The monks have no objection to the funicular, but do object to the hotels, restaurants and cafés that will be constructed at the station. They fear that hotel guests will disrupt the evening quiet. They are also opposed to the animal products the catering facilities will sell. No meat or fish is eaten in the monastery. For the time being, Hong Kong authorities’ promise to involve the monks more closely in consultations has prevented the strike.

Dutch Institute for the Deaf introduces Islamic gestures

The Dutch Institute for the Deaf Effatha has ordered the production of CD-ROMs and video tapes with 163 Islamic gestures imported from Morocco. Dutch gestures did not allow the deaf from Turkish and Moroccan families to communicate about Islamic concepts. There is no Dutch equivalent for 'fasting' or 'praying', for example. The list of concepts was formulated in collaboration with an Institute for the Deaf in Morocco.
More information: Effatha

Arabic news station will broadcast in English

At the beginning of 2003 Al-Jazeera, the Arabic news station from Qatar, will start broadcasting programs in English as well as Arabic. Initially existing programs will be translated simultaneously. If this is successful, a separate English language channel will follow. The station, which became known in the West after the attacks on 11 September, hopes to reach a larger audience so that it can compete with TV stations such as the BBC and CNN. Another motive for the broadcasts is to offer people from the West, who do not understand Arabic, a chance to see the world from another perspective.

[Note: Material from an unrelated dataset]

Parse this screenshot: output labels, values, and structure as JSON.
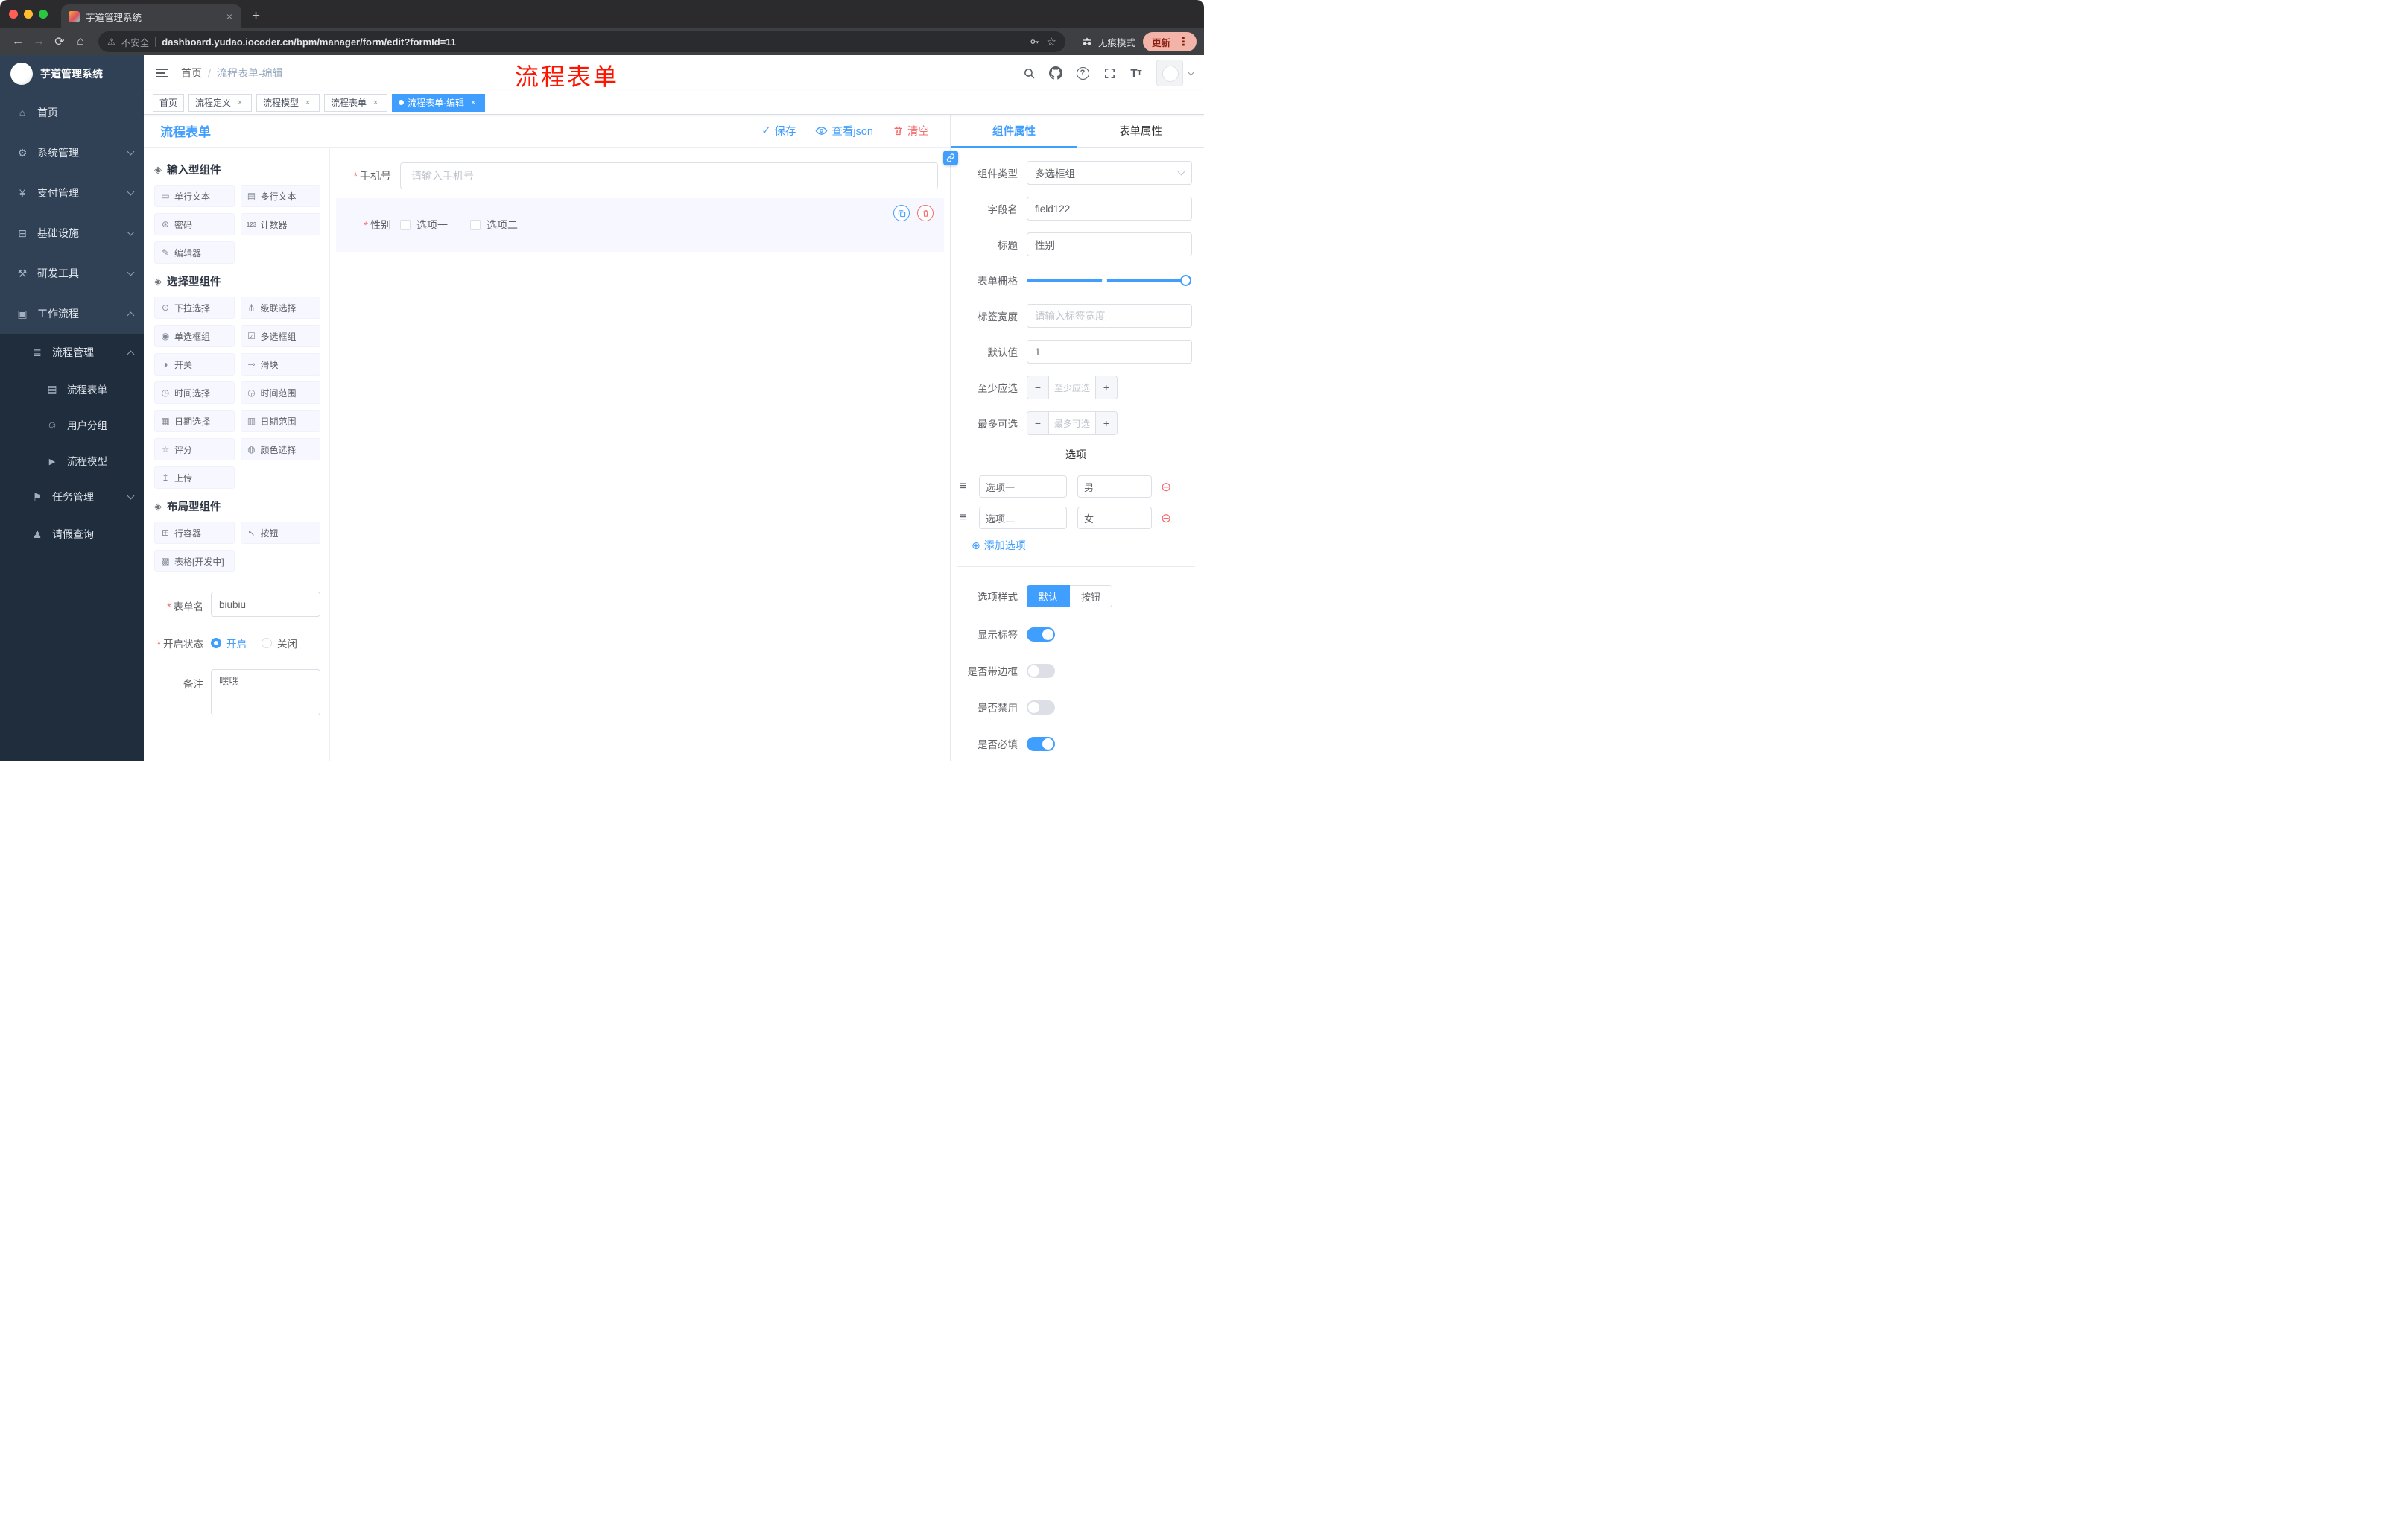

Sources: Algemeen Dagblad, NRC Handelsblad, het Parool, Trouw, de Volkskrant, The Guardian, ABCNews, BBC News, UNESCO, Wereldbank, Anne Frank Stichting, Effatha


An artist’s task is to express things ordinary mortals do not dare to or cannot articulate. At least, this is the contemporary (Western) view of art. But what if art has a violent, pornographic, racist or unworthy message? Read more...


The government must have the option of banning some works of art.




Latin American movies

Still form Madame Satâ

Worldcinema tour

Three extraordinary movies from Latin America will be in Dutch movie theatres until 5 January 2003. Madame Satâ portrays a legendary Brazilian street fighter and drag queen. In LA FIEBRE DEL LOCO, a Chilean fishing village battles with the annual hunt for oysters which induce lust and are thus expensive, and DE LA CALLE shows the nerve-racking existence of the 15 year-old Rufino in Mexico City. Information about dates and venues can be found on the Rotterdam Film Festival web site.

You can find more exhibitions, cultural events and gatherings in 'World in action', the schedule on the International Collaboration web site.


Bangladeshi spirit, an on line photo gallery with photos by students attending Pathshala, the South Asian Institute of Photography in Dhaka, about the culture of Bangladesh.


december 2002